### How to complete this task
Could you find every line in the records below that contains the word "amount" and copy it?
Segment Start: Excerpted records
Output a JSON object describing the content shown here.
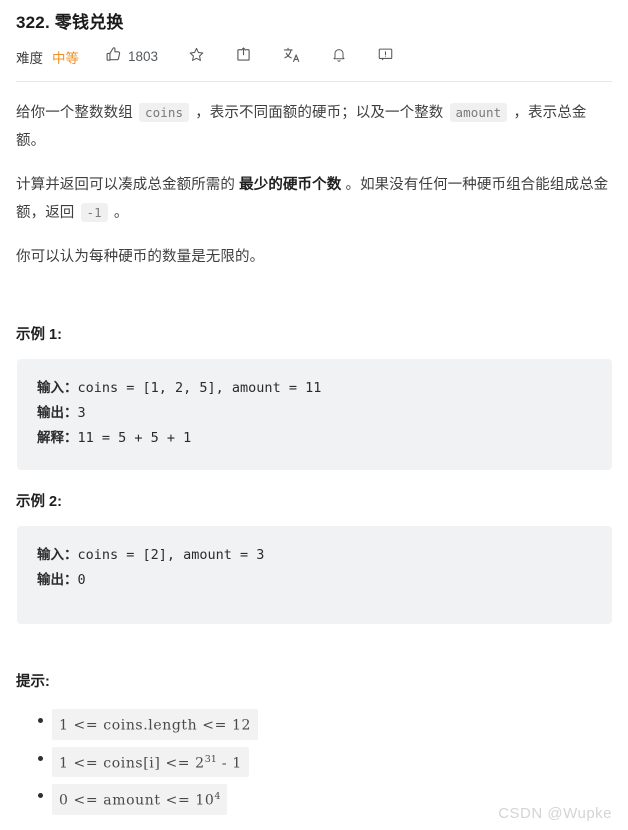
{
  "header": {
    "title": "322. 零钱兑换",
    "difficulty_label": "难度",
    "difficulty_value": "中等",
    "difficulty_color": "#ef9025",
    "like_count": "1803",
    "icons": [
      {
        "name": "thumbs-up-icon",
        "label": "点赞"
      },
      {
        "name": "star-icon",
        "label": "收藏"
      },
      {
        "name": "share-icon",
        "label": "分享"
      },
      {
        "name": "translate-icon",
        "label": "切换语言"
      },
      {
        "name": "bell-icon",
        "label": "订阅"
      },
      {
        "name": "feedback-icon",
        "label": "反馈"
      }
    ]
  },
  "description": {
    "p1_a": "给你一个整数数组 ",
    "p1_code1": "coins",
    "p1_b": " ，表示不同面额的硬币；以及一个整数 ",
    "p1_code2": "amount",
    "p1_c": " ，表示总金额。",
    "p2_a": "计算并返回可以凑成总金额所需的 ",
    "p2_bold": "最少的硬币个数",
    "p2_b": " 。如果没有任何一种硬币组合能组成总金额，返回 ",
    "p2_code": "-1",
    "p2_c": " 。",
    "p3": "你可以认为每种硬币的数量是无限的。"
  },
  "examples": [
    {
      "heading": "示例 1:",
      "lines": [
        {
          "label": "输入：",
          "value": "coins = [1, 2, 5], amount = 11"
        },
        {
          "label": "输出：",
          "value": "3"
        },
        {
          "label": "解释：",
          "value": "11 = 5 + 5 + 1"
        }
      ]
    },
    {
      "heading": "示例 2:",
      "lines": [
        {
          "label": "输入：",
          "value": "coins = [2], amount = 3"
        },
        {
          "label": "输出：",
          "value": "0"
        }
      ]
    }
  ],
  "hints": {
    "heading": "提示:",
    "items": [
      {
        "base": "1 <= coins.length <= 12",
        "sup": "",
        "tail": ""
      },
      {
        "base": "1 <= coins[i] <= 2",
        "sup": "31",
        "tail": " - 1"
      },
      {
        "base": "0 <= amount <= 10",
        "sup": "4",
        "tail": ""
      }
    ]
  },
  "watermark": "CSDN @Wupke"
}
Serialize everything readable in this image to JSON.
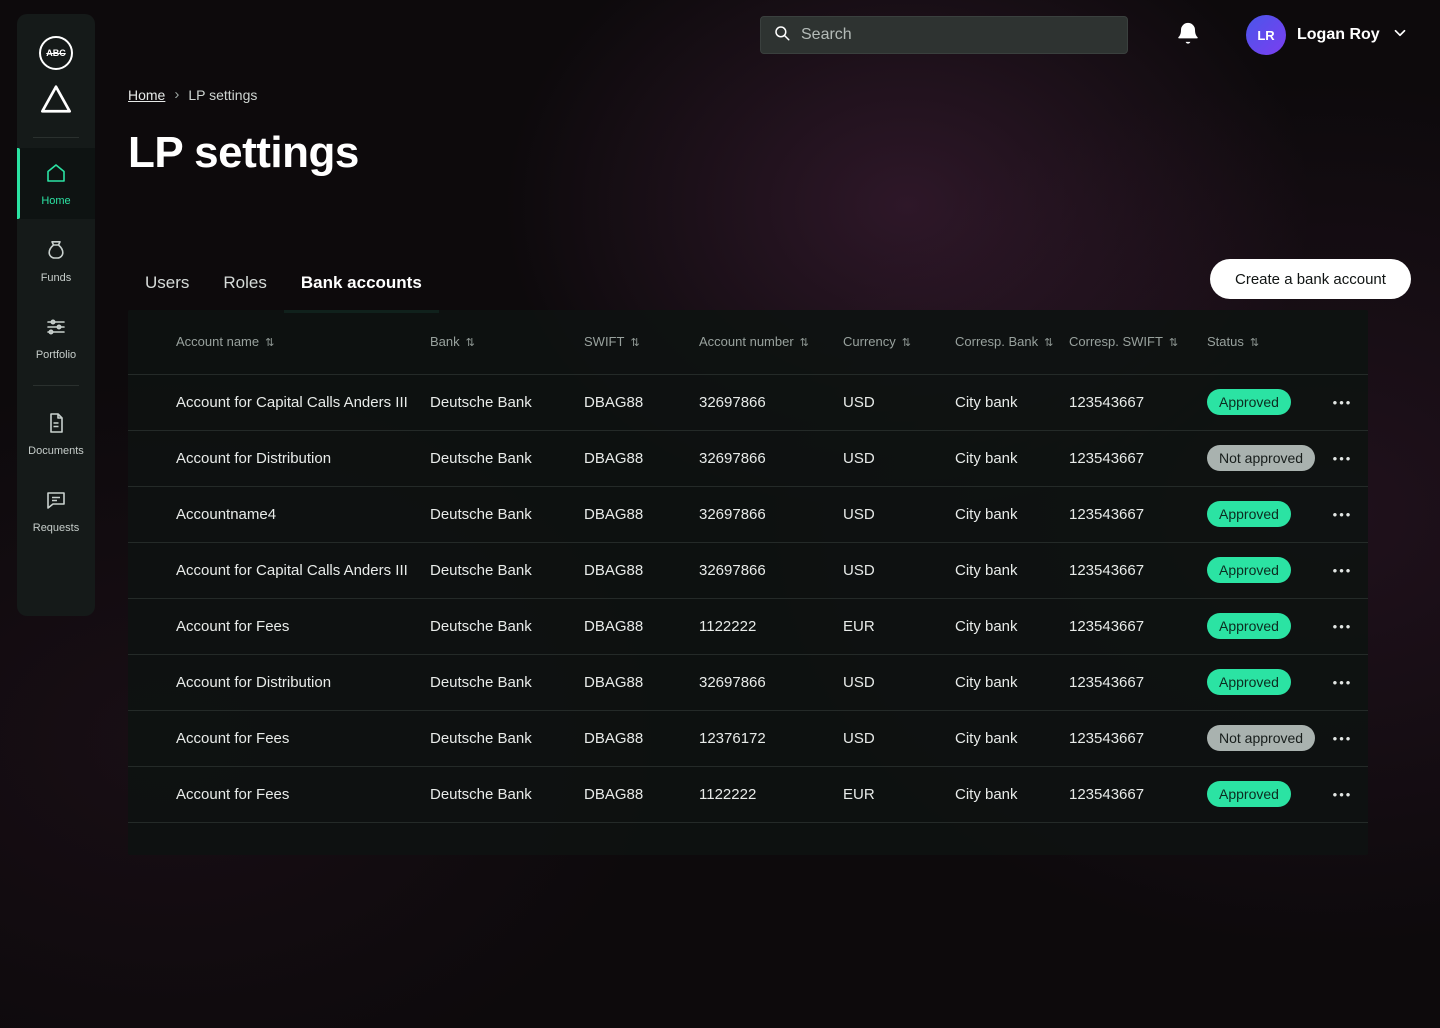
{
  "brand": {
    "logo_text": "ABC"
  },
  "topbar": {
    "search_placeholder": "Search",
    "user": {
      "initials": "LR",
      "name": "Logan Roy"
    }
  },
  "breadcrumb": {
    "home": "Home",
    "current": "LP settings"
  },
  "page": {
    "title": "LP settings"
  },
  "sidebar": {
    "items": [
      {
        "label": "Home",
        "active": true
      },
      {
        "label": "Funds",
        "active": false
      },
      {
        "label": "Portfolio",
        "active": false
      },
      {
        "label": "Documents",
        "active": false
      },
      {
        "label": "Requests",
        "active": false
      }
    ]
  },
  "tabs": [
    {
      "label": "Users",
      "active": false
    },
    {
      "label": "Roles",
      "active": false
    },
    {
      "label": "Bank accounts",
      "active": true
    }
  ],
  "actions": {
    "create_bank_account": "Create a bank account"
  },
  "table": {
    "columns": [
      {
        "label": "Account name",
        "sortable": true
      },
      {
        "label": "Bank",
        "sortable": true
      },
      {
        "label": "SWIFT",
        "sortable": true
      },
      {
        "label": "Account number",
        "sortable": true
      },
      {
        "label": "Currency",
        "sortable": true
      },
      {
        "label": "Corresp. Bank",
        "sortable": true
      },
      {
        "label": "Corresp. SWIFT",
        "sortable": true
      },
      {
        "label": "Status",
        "sortable": true
      }
    ],
    "rows": [
      {
        "account_name": "Account for Capital Calls Anders III",
        "bank": "Deutsche Bank",
        "swift": "DBAG88",
        "account_number": "32697866",
        "currency": "USD",
        "corresp_bank": "City bank",
        "corresp_swift": "123543667",
        "status": "Approved"
      },
      {
        "account_name": "Account for Distribution",
        "bank": "Deutsche Bank",
        "swift": "DBAG88",
        "account_number": "32697866",
        "currency": "USD",
        "corresp_bank": "City bank",
        "corresp_swift": "123543667",
        "status": "Not approved"
      },
      {
        "account_name": "Accountname4",
        "bank": "Deutsche Bank",
        "swift": "DBAG88",
        "account_number": "32697866",
        "currency": "USD",
        "corresp_bank": "City bank",
        "corresp_swift": "123543667",
        "status": "Approved"
      },
      {
        "account_name": "Account for Capital Calls Anders III",
        "bank": "Deutsche Bank",
        "swift": "DBAG88",
        "account_number": "32697866",
        "currency": "USD",
        "corresp_bank": "City bank",
        "corresp_swift": "123543667",
        "status": "Approved"
      },
      {
        "account_name": "Account for Fees",
        "bank": "Deutsche Bank",
        "swift": "DBAG88",
        "account_number": "1122222",
        "currency": "EUR",
        "corresp_bank": "City bank",
        "corresp_swift": "123543667",
        "status": "Approved"
      },
      {
        "account_name": "Account for Distribution",
        "bank": "Deutsche Bank",
        "swift": "DBAG88",
        "account_number": "32697866",
        "currency": "USD",
        "corresp_bank": "City bank",
        "corresp_swift": "123543667",
        "status": "Approved"
      },
      {
        "account_name": "Account for Fees",
        "bank": "Deutsche Bank",
        "swift": "DBAG88",
        "account_number": "12376172",
        "currency": "USD",
        "corresp_bank": "City bank",
        "corresp_swift": "123543667",
        "status": "Not approved"
      },
      {
        "account_name": "Account for Fees",
        "bank": "Deutsche Bank",
        "swift": "DBAG88",
        "account_number": "1122222",
        "currency": "EUR",
        "corresp_bank": "City bank",
        "corresp_swift": "123543667",
        "status": "Approved"
      }
    ]
  },
  "status": {
    "approved": "Approved",
    "not_approved": "Not approved"
  },
  "icons": {
    "row_actions": "•••",
    "sort": "⇅"
  },
  "colors": {
    "accent_green": "#2be3a3",
    "approved_badge_bg": "#2be3a3",
    "not_approved_badge_bg": "#a9b2af",
    "page_background": "#0d0a0c",
    "panel_background": "#0e1211"
  }
}
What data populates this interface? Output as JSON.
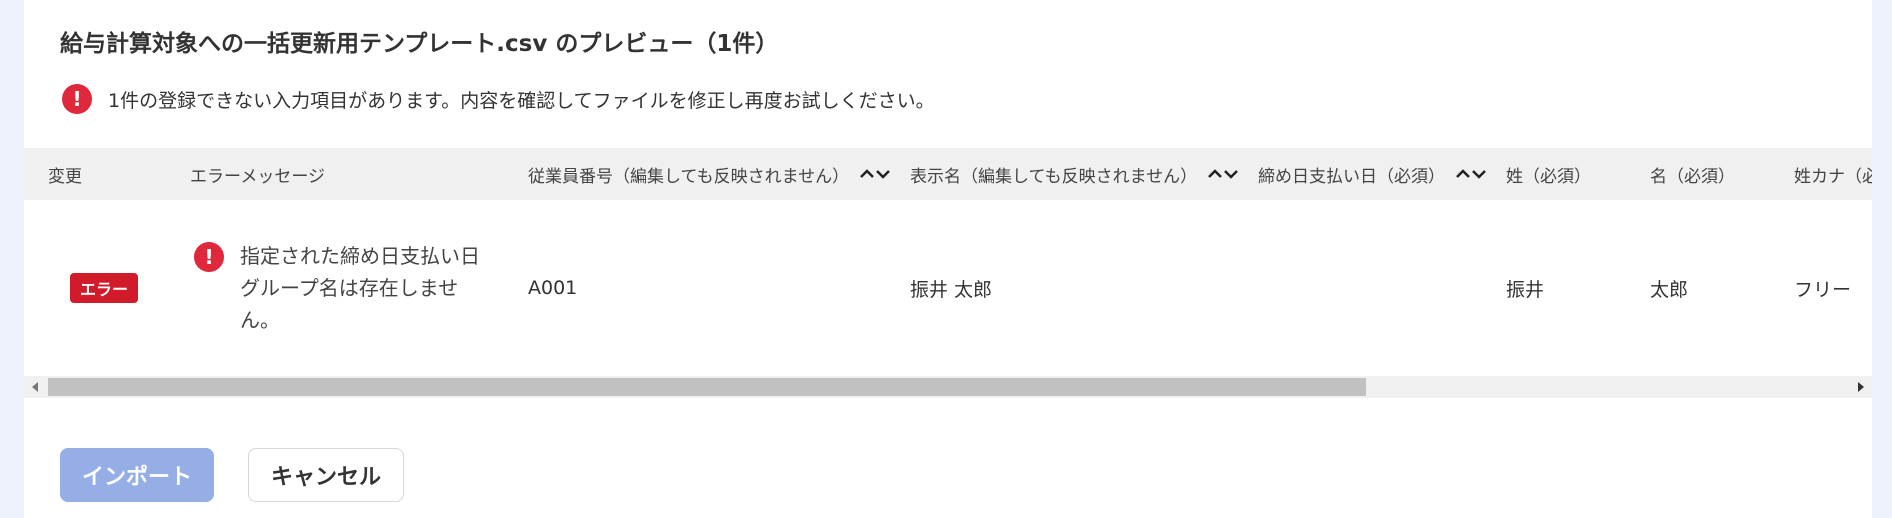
{
  "title": "給与計算対象への一括更新用テンプレート.csv のプレビュー（1件）",
  "alert": {
    "icon": "exclamation-icon",
    "message": "1件の登録できない入力項目があります。内容を確認してファイルを修正し再度お試しください。"
  },
  "table": {
    "columns": [
      {
        "label": "変更",
        "sortable": false
      },
      {
        "label": "エラーメッセージ",
        "sortable": false
      },
      {
        "label": "従業員番号（編集しても反映されません）",
        "sortable": true
      },
      {
        "label": "表示名（編集しても反映されません）",
        "sortable": true
      },
      {
        "label": "締め日支払い日（必須）",
        "sortable": true
      },
      {
        "label": "姓（必須）",
        "sortable": false
      },
      {
        "label": "名（必須）",
        "sortable": false
      },
      {
        "label": "姓カナ（必",
        "sortable": false
      }
    ],
    "rows": [
      {
        "status": "エラー",
        "error_message": "指定された締め日支払い日グループ名は存在しません。",
        "employee_no": "A001",
        "display_name": "振井 太郎",
        "closing_payday": "",
        "last_name": "振井",
        "first_name": "太郎",
        "last_name_kana": "フリー"
      }
    ]
  },
  "buttons": {
    "import_label": "インポート",
    "cancel_label": "キャンセル"
  },
  "colors": {
    "error_red": "#e0283c",
    "primary_disabled": "#96aee6",
    "header_bg": "#f0f0f0"
  }
}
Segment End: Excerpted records
### Result for this task
    "p1_code2": "amount",
          "value": "coins = [1, 2, 5], amount = 11"
          "value": "coins = [2], amount = 3"
        "base": "0 <= amount <= 10",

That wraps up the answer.